Most chicks spend their young lives being waited on by their parents; all they have to do is eat and grow. But precocial chicks are much more independent. Within hours of breaking out of their shells, the youngsters are foraging for themselves. Which is fine in temperate climes, where the chicks stay warm, but for shorebird chicks in the Canadian tundra, the cold conditions place a massive metabolic burden on their tiny bodies. Robert Ricklefs is fascinated by the precise metabolic balance that the birds strike as they stray from the nest's warmth, gathering food to fuel their fast growth rate.

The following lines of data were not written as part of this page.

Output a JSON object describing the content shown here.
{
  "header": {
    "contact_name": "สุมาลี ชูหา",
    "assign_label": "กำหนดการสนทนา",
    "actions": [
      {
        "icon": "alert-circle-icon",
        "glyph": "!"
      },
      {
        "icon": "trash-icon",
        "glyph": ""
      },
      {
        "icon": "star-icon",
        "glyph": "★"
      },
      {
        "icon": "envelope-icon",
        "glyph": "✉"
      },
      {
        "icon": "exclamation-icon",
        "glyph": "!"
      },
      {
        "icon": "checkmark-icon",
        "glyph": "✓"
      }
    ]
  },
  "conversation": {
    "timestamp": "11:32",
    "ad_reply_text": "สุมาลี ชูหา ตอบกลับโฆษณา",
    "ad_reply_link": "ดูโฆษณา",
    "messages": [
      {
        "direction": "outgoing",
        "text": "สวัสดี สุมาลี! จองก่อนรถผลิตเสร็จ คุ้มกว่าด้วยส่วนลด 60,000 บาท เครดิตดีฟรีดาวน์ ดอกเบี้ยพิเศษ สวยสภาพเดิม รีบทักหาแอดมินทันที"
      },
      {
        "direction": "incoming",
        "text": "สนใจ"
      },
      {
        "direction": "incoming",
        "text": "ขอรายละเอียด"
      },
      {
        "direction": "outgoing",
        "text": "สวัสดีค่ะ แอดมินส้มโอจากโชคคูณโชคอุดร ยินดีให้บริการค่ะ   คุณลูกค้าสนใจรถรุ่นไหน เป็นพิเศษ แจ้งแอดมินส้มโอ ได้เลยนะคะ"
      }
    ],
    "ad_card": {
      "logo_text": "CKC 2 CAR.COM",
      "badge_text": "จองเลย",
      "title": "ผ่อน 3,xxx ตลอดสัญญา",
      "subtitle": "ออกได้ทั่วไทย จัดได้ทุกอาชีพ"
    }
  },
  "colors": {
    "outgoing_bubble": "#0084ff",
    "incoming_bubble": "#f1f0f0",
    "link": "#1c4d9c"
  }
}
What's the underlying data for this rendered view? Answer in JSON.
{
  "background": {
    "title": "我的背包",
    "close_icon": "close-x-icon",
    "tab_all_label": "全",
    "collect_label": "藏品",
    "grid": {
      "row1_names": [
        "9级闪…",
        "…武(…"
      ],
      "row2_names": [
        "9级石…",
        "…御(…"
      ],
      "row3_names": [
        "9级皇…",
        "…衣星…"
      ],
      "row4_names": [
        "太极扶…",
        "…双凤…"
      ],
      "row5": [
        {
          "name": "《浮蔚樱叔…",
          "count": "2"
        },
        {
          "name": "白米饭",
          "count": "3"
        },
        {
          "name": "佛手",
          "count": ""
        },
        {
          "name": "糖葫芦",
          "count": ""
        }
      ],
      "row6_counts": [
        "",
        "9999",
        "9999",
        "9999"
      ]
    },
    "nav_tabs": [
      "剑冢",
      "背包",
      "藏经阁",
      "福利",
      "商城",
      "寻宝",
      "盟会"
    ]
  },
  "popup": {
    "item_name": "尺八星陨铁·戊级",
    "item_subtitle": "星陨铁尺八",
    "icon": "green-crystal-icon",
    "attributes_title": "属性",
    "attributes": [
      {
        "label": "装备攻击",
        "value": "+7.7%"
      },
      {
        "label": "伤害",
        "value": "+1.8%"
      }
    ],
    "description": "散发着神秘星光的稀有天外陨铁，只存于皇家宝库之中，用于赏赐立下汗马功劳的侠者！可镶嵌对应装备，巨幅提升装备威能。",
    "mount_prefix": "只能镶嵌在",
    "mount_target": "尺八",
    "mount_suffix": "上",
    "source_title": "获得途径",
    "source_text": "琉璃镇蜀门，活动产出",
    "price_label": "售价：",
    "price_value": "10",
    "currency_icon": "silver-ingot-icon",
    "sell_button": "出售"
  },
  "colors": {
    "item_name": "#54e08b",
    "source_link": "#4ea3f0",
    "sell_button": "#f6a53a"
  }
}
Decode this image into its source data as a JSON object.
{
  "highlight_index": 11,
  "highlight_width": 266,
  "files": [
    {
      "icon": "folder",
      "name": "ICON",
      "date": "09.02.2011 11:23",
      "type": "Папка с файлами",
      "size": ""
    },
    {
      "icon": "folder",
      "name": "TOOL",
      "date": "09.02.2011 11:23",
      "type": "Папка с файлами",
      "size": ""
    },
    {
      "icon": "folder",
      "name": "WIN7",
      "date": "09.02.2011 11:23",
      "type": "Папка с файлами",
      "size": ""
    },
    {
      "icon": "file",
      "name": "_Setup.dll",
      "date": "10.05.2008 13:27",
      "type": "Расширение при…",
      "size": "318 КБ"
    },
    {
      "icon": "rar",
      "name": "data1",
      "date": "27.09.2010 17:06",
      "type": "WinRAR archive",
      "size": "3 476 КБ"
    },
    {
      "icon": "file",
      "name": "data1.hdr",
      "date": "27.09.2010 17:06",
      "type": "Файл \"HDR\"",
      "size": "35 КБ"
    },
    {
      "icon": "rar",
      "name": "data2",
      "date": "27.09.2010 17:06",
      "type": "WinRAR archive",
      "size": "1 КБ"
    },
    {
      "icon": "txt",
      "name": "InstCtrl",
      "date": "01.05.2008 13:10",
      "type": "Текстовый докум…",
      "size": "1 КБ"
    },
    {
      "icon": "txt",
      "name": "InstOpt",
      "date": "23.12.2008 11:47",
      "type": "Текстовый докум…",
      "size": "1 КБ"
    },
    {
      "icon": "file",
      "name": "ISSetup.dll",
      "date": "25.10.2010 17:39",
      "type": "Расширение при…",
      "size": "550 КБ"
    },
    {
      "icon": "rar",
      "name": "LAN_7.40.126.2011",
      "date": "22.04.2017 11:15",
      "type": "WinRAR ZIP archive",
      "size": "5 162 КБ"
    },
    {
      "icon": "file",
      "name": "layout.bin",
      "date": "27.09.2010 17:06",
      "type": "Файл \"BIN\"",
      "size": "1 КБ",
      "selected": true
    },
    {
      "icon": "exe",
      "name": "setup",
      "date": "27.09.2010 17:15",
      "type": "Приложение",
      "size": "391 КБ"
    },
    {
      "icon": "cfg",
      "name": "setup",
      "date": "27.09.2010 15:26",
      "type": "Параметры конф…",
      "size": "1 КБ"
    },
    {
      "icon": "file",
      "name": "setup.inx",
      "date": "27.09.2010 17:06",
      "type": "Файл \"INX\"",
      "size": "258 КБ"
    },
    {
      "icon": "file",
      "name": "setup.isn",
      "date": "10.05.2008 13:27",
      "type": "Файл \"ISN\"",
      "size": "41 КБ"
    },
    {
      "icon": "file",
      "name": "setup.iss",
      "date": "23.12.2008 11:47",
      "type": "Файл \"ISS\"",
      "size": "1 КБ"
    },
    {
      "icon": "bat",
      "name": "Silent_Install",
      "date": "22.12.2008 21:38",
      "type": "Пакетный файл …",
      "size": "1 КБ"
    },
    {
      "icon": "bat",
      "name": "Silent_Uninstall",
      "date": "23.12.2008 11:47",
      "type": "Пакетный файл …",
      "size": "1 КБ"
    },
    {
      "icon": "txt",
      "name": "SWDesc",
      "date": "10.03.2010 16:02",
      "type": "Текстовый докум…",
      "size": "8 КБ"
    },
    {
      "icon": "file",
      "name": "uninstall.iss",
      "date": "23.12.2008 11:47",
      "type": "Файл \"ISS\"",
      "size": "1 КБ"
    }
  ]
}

He needed to know how newborn chicks cope with the cold, so he began slowly cooling and warming the youngsters in the laboratory while he measured their metabolic rate, and found that the chicks seem to be saving energy by dropping their metabolic rate and letting the environment do the work as they warm up (p. 2883).
Ricklefs and Joe Williams headed north to the Canadian tundra to put the young birds to the metabolic test. But capturing the chicks was tricky. Once the youngsters have hatched, they scatter into the undergrowth, `and become invisible' says Ricklefs. So instead of returning with chicks, the team gathered eggs from six species, incubating them in the lab until they hatched. Having made sure that the chicks were happy foraging in their protected enclosure, the team began measuring a dunlin chick's metabolic rate and body temperature, as the air temperature changed.
At first, the dunlin's metabolic rate rose slowly as the air slowly cooled around it, but even with the extra metabolic effort, the chick's body temperature dropped. After the air temperature had fallen close to freezing,Williams began gently warming the chamber, expecting the chick's metabolic rate to stay high as it's body temperature recovered. But instead, the dunlin's metabolic rate fell while the chamber began warming the chick. And when Williams tested other species' chicks, they all showed the same response. Ricklefs explains that `the hysteresis was completely unexpected'.
But chicks rarely experience a gentle temperature drop in their natural environment; as soon as they leave the nest they are at the mercy of the elements, so the team tested how the chicks faired when the temperature plunged to 5°C. This time the birds' metabolic rate rocketed as the chicks reacted to the large temperature gradient at their warm skins. Ricklefs explains that the rapid metabolic increase must be regulated by peripheral thermosensors, detecting the sudden drop in temperature, rather than a single thermosensor situated in the brain.
Ricklefs' original motivation for following the chick's metabolism was to take their metabolic rate as an index for the youngster's muscular development. But now that he's found that the birds' metabolic rate is dependent on their body temperature, measuring a chick's metabolic rate in the field could give a deceptive impression of their maturity. After all, a cold chick that's recently returned from a foraging trip could have a misleadingly low metabolic rate; especially if it's just been snuggling up to mum.